Given the season upon us, I vault nimbly aboard one of my favorite hobby horses despite my advancing years and ride down one of the hundreds of St. Patrick's streets which mark this home island. Special greetings, before I advance any further, to the millions among you, all over the world, who have the name Patrick in prime position on their birth certificates. You are a special elitist regiment indeed.

I do not know for sure if the subtle nuances surrounding the name Patrick in Ireland are replicated elsewhere, especially in the New World, and I would be intrigued to discover if this is true and grateful for any information on that subject.

I am, however, fully briefed on the situation here at home. It is both fascinating and even a bit frightening.

The lived reality is that there is an unspoken Celtic kind of caste system involved among the ranks of those named after our formidable patron saint.

Do friends and associates call you Patrick in your daily life? Here at home that is a strong signal of a kind. If they do not call you Patrick, do they use instead one of the many linguistic abbreviations of your Christian name? These, at least here at home, are also highly significant.

In the ongoing presidential election processes in the United States I have observed that the electorate is often categorized into widely varying segments. Accordingly I know.

Now about the evangelical vote, the Afro-American and Hispanic elements, the distinctions. Made between the color of the collar of the shirt you wear to work.

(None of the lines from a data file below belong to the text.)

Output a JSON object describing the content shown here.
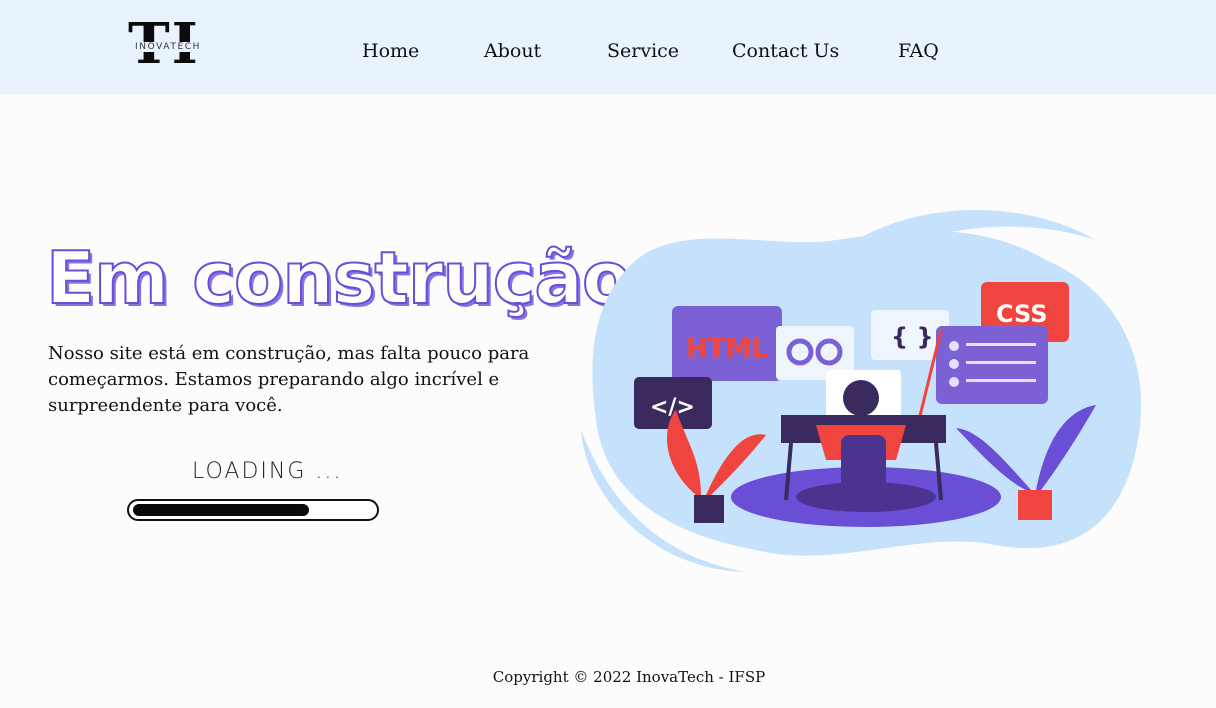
{
  "header": {
    "logo": {
      "letters": "TI",
      "name": "INOVATECH"
    },
    "nav": [
      {
        "label": "Home"
      },
      {
        "label": "About"
      },
      {
        "label": "Service"
      },
      {
        "label": "Contact Us"
      },
      {
        "label": "FAQ"
      }
    ]
  },
  "hero": {
    "title": "Em construção",
    "description": "Nosso site está em construção, mas falta pouco para começarmos. Estamos preparando algo incrível e surpreendente para você.",
    "loading_label": "LOADING ...",
    "loading_progress_percent": 72,
    "illustration": {
      "html_label": "HTML",
      "css_label": "CSS",
      "code_label": "</>",
      "braces_label": "{ }"
    }
  },
  "footer": {
    "copyright": "Copyright © 2022 InovaTech - IFSP"
  },
  "colors": {
    "header_bg": "#e8f3fe",
    "title_outline": "#6a4fd6",
    "illus_blue": "#c5e1fb",
    "css_red": "#f0453f",
    "html_purple": "#7b61d4"
  }
}
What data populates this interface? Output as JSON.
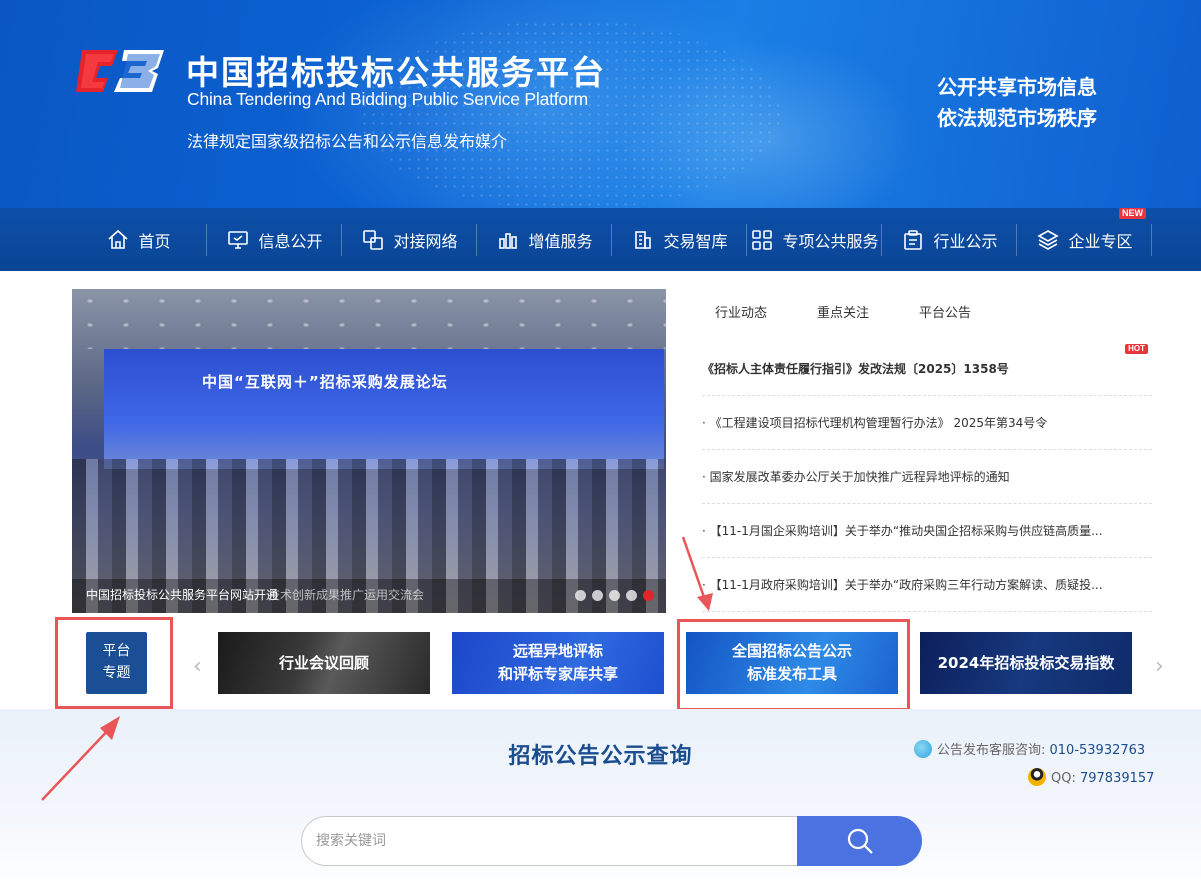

We did not use that formula in our recent general election but, under the surface, in relation to men christened Patrick, there is an intriguing social and cultural and economic dimension. I will explain from the saddle of my hobbyhorse.

Here, you see, quite apart from white collar and blue collar folk, there is a section of the population which is no collar at all. This is because, in their daily lives, in farm or industry or the services, they commonly don sweatshirts without collars.

The Patricks in this section are rarely called Patrick in full, more often simply Pee or Paddy or Paudie or suchlike, and in my view this noble band are the salt of the home earth. I would infinitely rather spend time with a Paddy or Pee or Pappy than with almost any Patrick.

You are normally then in the company of an earthy commonsensical character who calls it as he sees it, enjoys his pint and the craic, is likely to be the life and soul or any party he attends. When he goes to God eventually it is a fact that the death notice in the media usually says "Patrick Murphy...better known as Paddy."

There is another clan who were baptized Patrick Joseph at birth. They are rarely addressed as such during their lives.

They become Peejays and there are many of them. Extremely decent respectable and honorable citizens too.

Very often they would be blue collar workers in your terminology. If craftsmen in the construction industry, their work is invariably above average.

All political parties here depend heavily on Peejays for Trojan work behind the scenes and, in return, have generally elected some of them to Parliament level where they serve strongly.

An interesting smaller sect of Padraigs and Pauds is worth mentioning. These citizens often spring from families or communities in which the Gaelic language is loved, respected, and fiercely preserved to this day against all the modern odds.

Padraigs, maybe, would often become white collar workers in the various professions and services. They are highly principled folk, sometimes, maybe not the easiest to get close to if you are not fluent in the native tongue.

There are other smaller groups, including Pappies, generally gifted sportsmen across all the disciplines, especially the strongest contact sports, but I will move directly now to the upper end of the caste system involving men of the name to the truly elitist layer of citizens who are always called Patrick both in private and in public.

These are the whitest of our white collar workers, always occupying the pivotal power positions, and to be dead honest, I would prefer never to encounter them at all.

This is frankly because the judge who sends you to jail is never a Paddy or a Peejay but, if baptized a Patrick, is always a Patrick. The same applies to the consultant in the quiet office who informs you that you have only six months left.

The banker who sends the most frightening demand letters is often a Patrick; likewise the opposition solicitor who cuts your evidence to shreds as you try to avoid bankruptcy.

And the funeral director who arranges your last cremation is much more likely to be a Patrick too. Take my word for it, but check the facts for yourselves.

Finally, as I write, we have no real elected government this Easter, merely the ghosts of the former government serving time until they are either replaced in office or we have to go to the hustings again.

Meanwhile, I have to admit that the country is running as smoothly as clockwork since its mechanisms are under the direct control of a handful of top bureaucrats. About everything, even the weather, has improved since these unelected gentlemen took over.

We now even have one of the highest rates of economic growth in the entire world, far outstripping the rates returned by any of our European neighbors and even China and the United States.

I do not know for certain the identities of these powerful unelected civil servants above in Dublin. But I am prepared to bet that a few of them are Patricks and have never been called anything else throughout their lives.

Enjoy the season!